June 20, 2006
Four of 11 geese died Monday. A post-mortem examination of the bird was inconclusive, said Clark, who noted a number of diseases could have caused the organ damage seen.
The above comments do not appear to rule out high pathogenic avian influenza as the cause of the organ damage in one of the geese that died June 5. Thus, the comments add to the data indicating the Prince Edward Island geese deaths were due to the Qinghai strain of H5N1.
Initial testing confirmed that H5 infected the four geese that died after displaying symptoms on June 4. Symptoms, followed by waterfowl death are hallmarks of the Qinghai strain of H5N1. Low pathogenic H5 isolates do not usually kill waterfowl. Frequently, only a drop in egg production is noted.
The above comments on organ damage are in marked contrast to the OIE description of an H5 positive duck in British Columbia in 2005. That infection was from a low path H5N2 and the description of autopsy results indicated there was no evidence of active infectious disease
The suspect bird was a 40-day-old meat duck collected at processing. The bird was in excellent body condition with submitting criteria of dermatitis.
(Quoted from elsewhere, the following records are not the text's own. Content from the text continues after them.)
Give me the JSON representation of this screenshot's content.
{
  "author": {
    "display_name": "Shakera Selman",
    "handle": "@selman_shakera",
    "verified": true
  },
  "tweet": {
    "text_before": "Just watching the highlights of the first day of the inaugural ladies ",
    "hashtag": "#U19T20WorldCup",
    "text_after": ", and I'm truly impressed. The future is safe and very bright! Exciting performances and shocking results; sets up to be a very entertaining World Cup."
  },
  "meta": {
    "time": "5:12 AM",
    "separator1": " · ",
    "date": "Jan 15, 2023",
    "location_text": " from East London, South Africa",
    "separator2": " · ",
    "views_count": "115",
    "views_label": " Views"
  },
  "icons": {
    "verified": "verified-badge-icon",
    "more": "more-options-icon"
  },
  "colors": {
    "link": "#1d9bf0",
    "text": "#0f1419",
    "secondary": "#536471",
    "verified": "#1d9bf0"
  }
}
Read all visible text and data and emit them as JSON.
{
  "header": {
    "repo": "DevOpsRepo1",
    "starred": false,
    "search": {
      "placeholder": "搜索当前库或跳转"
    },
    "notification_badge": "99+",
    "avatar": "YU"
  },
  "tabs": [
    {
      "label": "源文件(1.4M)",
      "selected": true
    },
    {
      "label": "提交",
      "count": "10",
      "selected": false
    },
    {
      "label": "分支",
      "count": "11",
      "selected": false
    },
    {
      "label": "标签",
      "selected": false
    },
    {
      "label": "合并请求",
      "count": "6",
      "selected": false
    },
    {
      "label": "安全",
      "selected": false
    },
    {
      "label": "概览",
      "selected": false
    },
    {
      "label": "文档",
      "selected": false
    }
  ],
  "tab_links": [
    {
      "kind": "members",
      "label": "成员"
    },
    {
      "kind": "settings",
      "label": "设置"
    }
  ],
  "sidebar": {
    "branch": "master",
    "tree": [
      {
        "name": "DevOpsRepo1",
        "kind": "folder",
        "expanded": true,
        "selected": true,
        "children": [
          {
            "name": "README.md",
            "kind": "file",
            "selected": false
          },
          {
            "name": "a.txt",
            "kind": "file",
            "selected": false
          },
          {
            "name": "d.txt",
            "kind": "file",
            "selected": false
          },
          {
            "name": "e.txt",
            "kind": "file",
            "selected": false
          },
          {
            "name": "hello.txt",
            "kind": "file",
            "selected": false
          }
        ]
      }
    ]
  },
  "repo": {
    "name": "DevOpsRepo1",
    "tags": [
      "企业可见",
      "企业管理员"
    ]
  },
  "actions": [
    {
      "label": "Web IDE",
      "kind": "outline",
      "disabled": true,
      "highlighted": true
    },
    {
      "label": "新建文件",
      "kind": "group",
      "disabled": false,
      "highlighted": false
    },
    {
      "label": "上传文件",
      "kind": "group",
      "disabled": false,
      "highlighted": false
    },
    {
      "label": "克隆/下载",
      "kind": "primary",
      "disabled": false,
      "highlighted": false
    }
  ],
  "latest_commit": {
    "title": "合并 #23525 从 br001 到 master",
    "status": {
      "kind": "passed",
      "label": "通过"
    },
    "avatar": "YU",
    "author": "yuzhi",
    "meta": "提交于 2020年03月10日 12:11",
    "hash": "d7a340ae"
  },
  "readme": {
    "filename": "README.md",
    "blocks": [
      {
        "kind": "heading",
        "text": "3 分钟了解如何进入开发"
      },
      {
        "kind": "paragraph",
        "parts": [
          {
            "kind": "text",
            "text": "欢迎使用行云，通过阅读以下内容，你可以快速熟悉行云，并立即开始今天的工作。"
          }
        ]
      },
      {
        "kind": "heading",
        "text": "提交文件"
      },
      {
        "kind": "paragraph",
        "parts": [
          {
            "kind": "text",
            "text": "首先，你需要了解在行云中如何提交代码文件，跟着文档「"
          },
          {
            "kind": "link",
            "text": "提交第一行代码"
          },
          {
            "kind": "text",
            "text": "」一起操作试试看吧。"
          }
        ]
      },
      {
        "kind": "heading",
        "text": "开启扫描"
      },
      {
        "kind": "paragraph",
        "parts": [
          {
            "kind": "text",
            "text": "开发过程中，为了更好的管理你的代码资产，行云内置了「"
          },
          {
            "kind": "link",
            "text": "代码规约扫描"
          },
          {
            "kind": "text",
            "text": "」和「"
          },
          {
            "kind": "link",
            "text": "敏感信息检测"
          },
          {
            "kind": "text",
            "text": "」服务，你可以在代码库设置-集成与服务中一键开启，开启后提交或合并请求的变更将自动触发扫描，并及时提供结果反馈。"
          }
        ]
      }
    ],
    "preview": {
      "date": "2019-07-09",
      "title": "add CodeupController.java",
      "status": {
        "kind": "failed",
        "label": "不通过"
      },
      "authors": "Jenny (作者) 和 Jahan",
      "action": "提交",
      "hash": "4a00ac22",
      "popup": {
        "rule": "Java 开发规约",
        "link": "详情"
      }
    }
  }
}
No other visible lesions and no indication of any active disease process were observed on post-mortem examination.
Thus, there were four geese that had symptoms of H5N1 infection on Prince Edward Island. One of the birds was tested and was positive for H5 and the autopsy identified organ damage consistent with an H5N1 infection.
News is expected today or tomorrow from the National Labs in Winnipeg. Sequence data is expected, which will determine if the H5N1 cleavage site is present and additional sequence data can easily distinguish between North America and Qinghai polymorphisms.
At this time, the released information clearly points toward the H5N1 Qinghai strain of bird flu.